When you own a home, property taxes are considered an unavoidable expense. Most of the time, people find it challenging to pay their property tax even when there is no economic crisis or a major health issue at play. However, since COVID-19 entered the scene, many homeowners are wondering how this pandemic might affect their property taxes.
What Makes Your Property Tax Bill Smaller And How Can COVID-19 Affect It?
Your property taxes are mostly based on your home’s value. However, it is vital to note that local and state officials might also have a say in establishing your final property tax rate. Hence, let’s find out how this pandemic might affect your property tax bill based on the aforementioned factors.
Your Home’s Value During The Coronavirus Pandemic
Generally, the value of your home is established by an assessor working under your local government. When your home assessment goes up, that means your property taxes increase as well, and vice versa. That is why what most property owners do after they receive a larger property tax bill is to appeal their assessment, especially if they feel that the assessment was unfairly inflated.
We can’t deny that COVID-19 has disrupted our country’s housing market, created an uncertain outlook for several businesses, and resulted in higher unemployment rates. All of those factors develop a temporary recession. Based on the past, when there is a recession, home values most likely drop. This leads to lower property taxes.
You need to know whether your home value was reassessed or not according to your local government. That is why homeowners should keep current on their home’s value. That way, you can opt to appeal your home assessment if needed.
Property taxes in some areas might not consider the home value declines caused by the pandemic. If you feel that this is the case, you might want to appeal. To do so, you can check on your property tax assessment. It most likely has an explanation about how you can appeal. Also, it will help if you learn about COVID property tax planning. That way, you can manage to pay your property taxes easily.

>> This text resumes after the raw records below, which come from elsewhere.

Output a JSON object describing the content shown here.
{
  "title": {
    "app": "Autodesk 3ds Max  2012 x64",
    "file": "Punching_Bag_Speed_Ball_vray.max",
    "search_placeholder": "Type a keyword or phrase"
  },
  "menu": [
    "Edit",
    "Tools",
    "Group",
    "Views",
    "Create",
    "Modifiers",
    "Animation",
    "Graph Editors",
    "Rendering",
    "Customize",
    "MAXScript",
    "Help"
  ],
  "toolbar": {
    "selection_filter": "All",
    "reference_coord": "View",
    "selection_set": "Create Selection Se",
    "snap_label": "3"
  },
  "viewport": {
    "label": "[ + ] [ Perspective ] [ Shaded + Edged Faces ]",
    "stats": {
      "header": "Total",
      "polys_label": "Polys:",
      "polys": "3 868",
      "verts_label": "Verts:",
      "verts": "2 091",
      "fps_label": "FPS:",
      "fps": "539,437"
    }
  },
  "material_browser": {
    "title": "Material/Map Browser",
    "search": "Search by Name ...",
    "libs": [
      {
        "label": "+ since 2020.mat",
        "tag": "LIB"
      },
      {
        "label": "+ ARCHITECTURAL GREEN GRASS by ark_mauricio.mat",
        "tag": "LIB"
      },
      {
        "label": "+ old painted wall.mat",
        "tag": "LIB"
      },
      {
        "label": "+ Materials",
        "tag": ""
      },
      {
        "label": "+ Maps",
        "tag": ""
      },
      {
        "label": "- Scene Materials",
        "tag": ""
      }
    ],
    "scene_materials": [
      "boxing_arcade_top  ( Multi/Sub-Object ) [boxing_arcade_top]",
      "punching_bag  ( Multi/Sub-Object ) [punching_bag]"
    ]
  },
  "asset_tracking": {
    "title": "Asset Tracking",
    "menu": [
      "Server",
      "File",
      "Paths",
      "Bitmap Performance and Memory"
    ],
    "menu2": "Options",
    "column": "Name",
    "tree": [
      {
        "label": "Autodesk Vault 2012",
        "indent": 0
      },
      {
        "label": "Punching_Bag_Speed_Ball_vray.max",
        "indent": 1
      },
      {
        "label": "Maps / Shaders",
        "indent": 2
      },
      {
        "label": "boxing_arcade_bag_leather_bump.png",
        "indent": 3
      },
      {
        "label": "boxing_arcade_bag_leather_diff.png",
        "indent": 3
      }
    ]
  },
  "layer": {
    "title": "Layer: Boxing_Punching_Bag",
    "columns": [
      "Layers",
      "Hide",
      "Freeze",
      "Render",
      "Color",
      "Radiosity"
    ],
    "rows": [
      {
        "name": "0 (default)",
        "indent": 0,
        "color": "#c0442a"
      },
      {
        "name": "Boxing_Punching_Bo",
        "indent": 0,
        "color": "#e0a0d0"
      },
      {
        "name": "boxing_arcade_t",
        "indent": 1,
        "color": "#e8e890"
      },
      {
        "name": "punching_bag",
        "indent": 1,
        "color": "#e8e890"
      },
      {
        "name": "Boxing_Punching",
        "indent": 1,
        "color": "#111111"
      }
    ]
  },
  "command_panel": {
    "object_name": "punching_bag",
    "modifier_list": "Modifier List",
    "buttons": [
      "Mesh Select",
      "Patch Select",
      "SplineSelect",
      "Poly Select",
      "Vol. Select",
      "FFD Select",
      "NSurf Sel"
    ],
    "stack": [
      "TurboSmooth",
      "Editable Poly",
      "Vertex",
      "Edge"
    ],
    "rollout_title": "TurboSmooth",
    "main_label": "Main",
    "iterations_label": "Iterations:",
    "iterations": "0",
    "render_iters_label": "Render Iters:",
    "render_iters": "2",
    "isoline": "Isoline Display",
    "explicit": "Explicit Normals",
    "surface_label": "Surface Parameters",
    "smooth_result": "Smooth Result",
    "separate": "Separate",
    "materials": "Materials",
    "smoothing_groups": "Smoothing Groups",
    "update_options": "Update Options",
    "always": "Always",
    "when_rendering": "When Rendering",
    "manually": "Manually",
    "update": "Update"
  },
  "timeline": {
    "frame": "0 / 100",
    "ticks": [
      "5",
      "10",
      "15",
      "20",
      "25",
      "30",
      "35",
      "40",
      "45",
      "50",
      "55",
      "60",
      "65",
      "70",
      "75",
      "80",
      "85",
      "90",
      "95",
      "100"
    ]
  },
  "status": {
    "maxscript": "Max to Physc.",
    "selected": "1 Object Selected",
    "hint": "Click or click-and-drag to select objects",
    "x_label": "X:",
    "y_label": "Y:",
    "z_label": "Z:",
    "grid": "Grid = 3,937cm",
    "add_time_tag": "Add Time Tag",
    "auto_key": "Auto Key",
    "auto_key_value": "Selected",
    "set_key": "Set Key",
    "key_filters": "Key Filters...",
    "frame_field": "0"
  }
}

Property Tax Relief During COVID-19
As mentioned earlier, your property taxes depend on a combination of your home’s value (assessed by the assessor) and the needs or requirements of your local government. This is also with the state, which lays down all the guidelines your local government must follow.
For example, the state of California has a law called Proposition 13. It was established in 1978 and capped property taxes at 1%. Before that, the average property tax in California was 2.67%.
Most states and localities have already established property tax relief in place. To help you out, you can check online to see if you have any tax relief available for you in your hometown. For example, in 2020, the state of Indiana ordered that all property taxes should only remain due on May 11. However, counties must not charge penalties on payments that are made after May 11 for only 60 days.
What About The Federal Government? Do They Offer Property Tax Relief?
The federal government provides relief to homeowners. However, at first, it was not directly in the form of property taxes. The federal government offers the Coronavirus Aid, Relief, and Economic Security (CARES) Act, which provides citizens with a different kind of relief.
Last March 27, 2020, the CARES Act was signed into law by former President Trump. It helps homeowners who cannot pay their mortgage due to the impact caused by the pandemic on their finances. This is through mortgage forbearances or foreclosure moratoriums.
A mortgage foreclosure permits you to pause or reduce your mortgage payments for a limited period. It does not eliminate your need to repay the reduced or miss payments. On the other hand, a foreclosure moratorium stops or suspends your lender from foreclosing on your property. This usually occurs when you did not make the required payments on your mortgage.
In April 2020, the Federal Reserve initiated a Municipal Liquidity Facility (MLF) using the CARES Act funds. This will give up to $500 billion in short- and mid-term funding to states and municipalities.
Those municipalities who greatly depend on local taxes have experienced revenues plummet due to COVID-19. To make up for that gap, the government offers MLF funding. This will permit the counties, cities, and states to provide property tax relief for the homeowners. Not only that, but they can also use the MLF to fund schools, administration, and other services.
The MLF will be administered by the Federal Reserve Bank of New York. It will purchase up to $500 billion in short-term notes straight from eligible entities. Furthermore, cities in our country with 250,000 residents or more, as well as counties with a population of at least 500,000 residents, are eligible for MLF.
In addition to this, states can also delegate up to four that are possibly qualified for funding. These entities might include smaller municipalities. Not only that, but it might also include institutions such as state universities.
Back then, when the program was first announced, cities with 1 million residents or more and counties with 2 million residents or more were qualified. However, local officials from all over the US petitioned to change the requirements. This is because they believe it excluded too many areas in the country.
For example, the 26th largest county by population in the US, which is Suffolk County on Long Island, was not originally qualified. Even though it was a large county with 1.5 million residents and was hard-hit by the pandemic, it still didn’t make the cut. This led them to request lowering the threshold for MLF eligibility.
To Sum It Up
As a homeowner, you should understand what might happen to property taxes nationally and in your specific area, especially when the country returns to business as usual. Moreover, it is vital to know that although getting lower property taxes is beneficial for you in the short term, you should also note that these taxes are the basis for community initiatives. This means lower property taxes might be advantageous for an individual, but not possibly the entire community.